Friday, June 8, 2012

Digital Voice Recorders and Ghost Hunting

One question I am asked a lot is “What digital voice recorder is best to use when trying to capture EVP’s?” 

Any basic recorder will capture EVP’s—this even includes analog recorders. But if you want a good quality recording a digital recorder is your best bet. 

The Constantino’s were asked this question at a conference I attended. Their response was basically that any recorder works. But they suggested the use of digital recorders as well.

The reason that ghost hunters should use digital recorders over analog recorders is simple—analog recorders often pick up their own internal workings so the sound quality of the recordings you capture on this type of equipment often is contaminated. 

Having said this I do have a more traditional recorder app on my phone called “Tape Machine”. There have been times when I have used this app when I didn’t have a digital hand held recorder handy—and I have picked up some good recordings on it.

Here is the link for the Tape Machine App.

Another type of voice recorder you should avoid using is a “voice activated” one. The reason for this is because since they don’t turn on until noise occurs they miss the first few seconds of the occurrence. Considering EVP’s are often short in duration this can mean not picking up an important part.

Even though most recorders will pick up EVP’s I do have some suggestions if you intend on sharing these recordings. 

A must is to have a handheld voice recorder that has a computer interface. A digital voice recorder that has a UBS port allows the user to upload their recordings to a computer. This is important because this provides a way to save parts of recordings to a CD as opposed to keeping them on a recorder that will be erased and reused. 

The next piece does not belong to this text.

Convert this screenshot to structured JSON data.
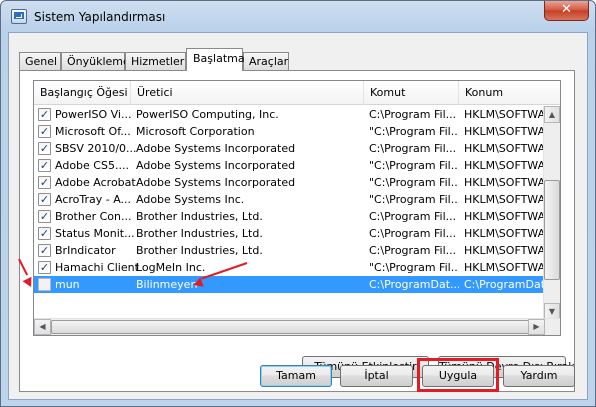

But I have to admit here that the Class A EVP’s I have captured I tend to keep on the original recorder as well—so I have proof I have not enhanced them in some way.

Another reason a UBS port is handy is because it allows the user to upload interesting recordings they capture onto a computer so they can put them into a program like Audacity or WordPad.  

A sound editor allows the user to clip out parts of their recording without keeping hours of recordings that have nothing of interest on them. Sound editors also allow the user to turn the volume up etc., which helps the investigator determine what is actually being said.

Two good digital voice recorders on the market are Sony and Olympus. 

The investigator can’t go wrong using these two brands—they come in a variety of models. Look for ones that have buttons, for off/on, volume etc. that can be easily found and seen in the dark. 

The more expensive models have backlit displays. I have worked with investigators that use Tascams *—they have come down in price over the years. They used to be around $300 but these days you can find a good one for around $150.00. 

One downside to Tascams is you can only listen to them, live or playback, with headphones. On the other hand, if you have the headphones on during the time a ghost speaks or makes noise you can hear it in real time or as it happens. Tascams have very good sound quality.

Here is the link for Sweetwater. This company has a nice selection of Tascams and other high end recorders.

*  The Tascams I am referring to are handheld ones—not the big soundboards used in recording studios.


The Anonymous Blogger said...

Wow this is such a cool looking blog :) Great job!

Virginia Lamkin said...

Thanks but what I focus upon and what fascinates me most are the ghosts.

Local Post said...

I just recently completely 6 months of testing & reviewing over a dozen recorders, old & new models & brands, & transferring their files to Computer, I found that 3.5mm wire, gives you closer to 100% of the original recording than USB, USB actually lost small bits & pieces of some of the transfers, so do not use USB to transfer.

Virginia Lamkin said...

Interesting. I'll have to check this out.